The General Court has not actually stated anything new in the case at stake. It has simply repeated principles already expressed by previous judgments. And yet the decision is interesting because the Court has carefully assembled those principles, providing a generally applicable list of factors to be taken into account when assessing the impact of coexistence of trademarks in evaluating the likelihood of confusion, i.e. the adverse effects on the “essential” function of trademarks (the distinctive function: see ECJ, C-206/01, Arsenal, par. 51). Such factors include:
1) the fact that the trademarks in conflict were known by the relevant public, and thus perceived as indicators of different origins, prior to the registration of the contested trademark (par. 80);
2) the duration of the coexistence (par. 80); and
3) the absence of litigation regarding the coexisting trademarks (par. 82).
Although the decision did not deal with the possible impact of coexistence in the assessment of unfair advantage and detriment, it seems reasonable to assume that a peaceful coexistence may have an impact on the acknowledgment of such elements too and, therefore, that the above “coexistence test”, with small amendments, may also be applied to the assessment of the adverse effects on trademarks’ “non essential” functions (and namely the functions of “communication, investment or advertising“: see ECJ, Interflora, C-323/09; ECJ, L’Oréal, C-487/07).
For a critical review of EU case law and legislation on trademarks and coexistence, see Pennisi, Tutela del marchio e azioni ritardate: dalla preclusione per tolleranza alla preclusione per coesistenza, in Riv. Dir. Ind., 2015, p. 18 ff., whereby the ECJ case law (and particularly the C-482/09, Anheuser-Busch, decision) laid down the basis for a “limitation as a consequence of coexistence” doctrine.
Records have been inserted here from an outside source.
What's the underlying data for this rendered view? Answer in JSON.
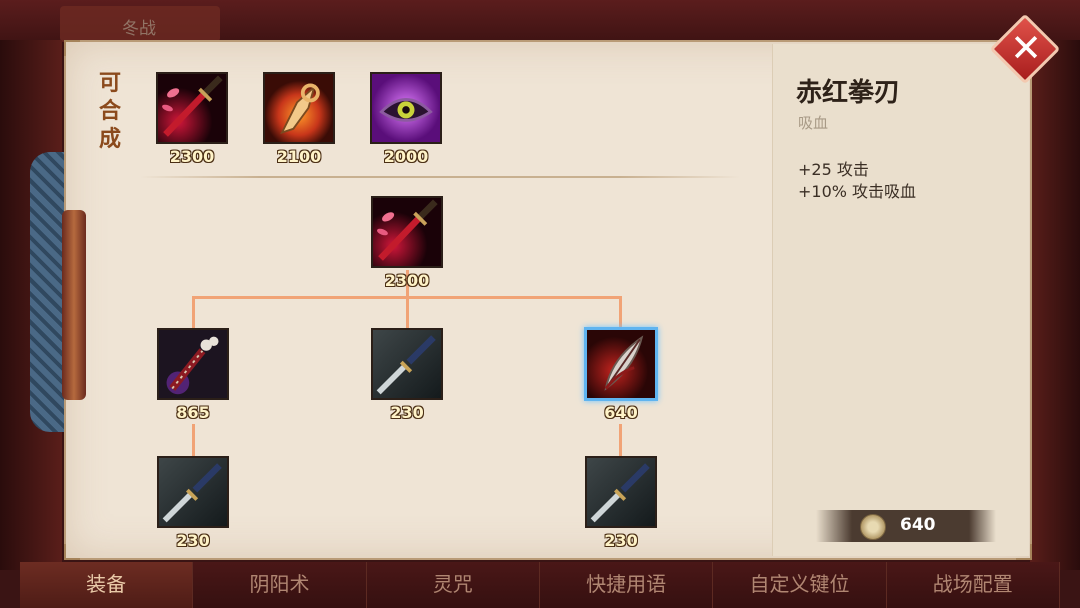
{
  "background_tab": {
    "label": "冬战"
  },
  "close_button": {
    "icon": "close-icon",
    "color": "#c0332d"
  },
  "craftable": {
    "label_chars": [
      "可",
      "合",
      "成"
    ],
    "items": [
      {
        "name": "crimson-fist-blade",
        "price": "2300"
      },
      {
        "name": "flame-dagger",
        "price": "2100"
      },
      {
        "name": "purple-eye-amulet",
        "price": "2000"
      }
    ]
  },
  "recipe_tree": {
    "root": {
      "name": "crimson-fist-blade",
      "price": "2300"
    },
    "children": [
      {
        "name": "bone-hilt-blade",
        "price": "865"
      },
      {
        "name": "plain-sword",
        "price": "230"
      },
      {
        "name": "red-feather",
        "price": "640",
        "selected": true
      }
    ],
    "grandchildren": [
      {
        "name": "plain-sword",
        "price": "230"
      },
      {
        "name": "plain-sword",
        "price": "230"
      }
    ],
    "line_color": "#f1a376"
  },
  "detail": {
    "name": "赤红拳刃",
    "tag": "吸血",
    "stats": [
      "+25 攻击",
      "+10% 攻击吸血"
    ]
  },
  "gold": {
    "value": "640"
  },
  "bottom_tabs": [
    "装备",
    "阴阳术",
    "灵咒",
    "快捷用语",
    "自定义键位",
    "战场配置"
  ],
  "active_tab": "装备"
}
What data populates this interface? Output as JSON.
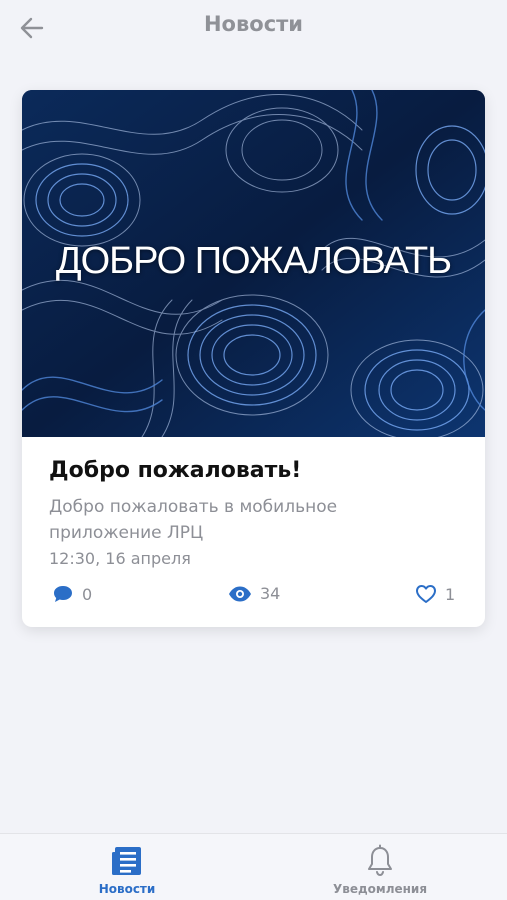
{
  "header": {
    "title": "Новости"
  },
  "card": {
    "banner_text": "ДОБРО ПОЖАЛОВАТЬ",
    "title": "Добро пожаловать!",
    "description": "Добро пожаловать в мобильное приложение ЛРЦ",
    "datetime": "12:30, 16 апреля",
    "comments_count": "0",
    "views_count": "34",
    "likes_count": "1"
  },
  "tabbar": {
    "tabs": [
      {
        "label": "Новости",
        "icon": "news-icon",
        "active": true
      },
      {
        "label": "Уведомления",
        "icon": "bell-icon",
        "active": false
      }
    ]
  },
  "colors": {
    "accent": "#2b6ec7",
    "muted": "#8d8f96",
    "background": "#f2f3f8"
  }
}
General Court (Fourth Chamber),30 June 2015, T-489/13, La Rioja Alta, SA v OHIM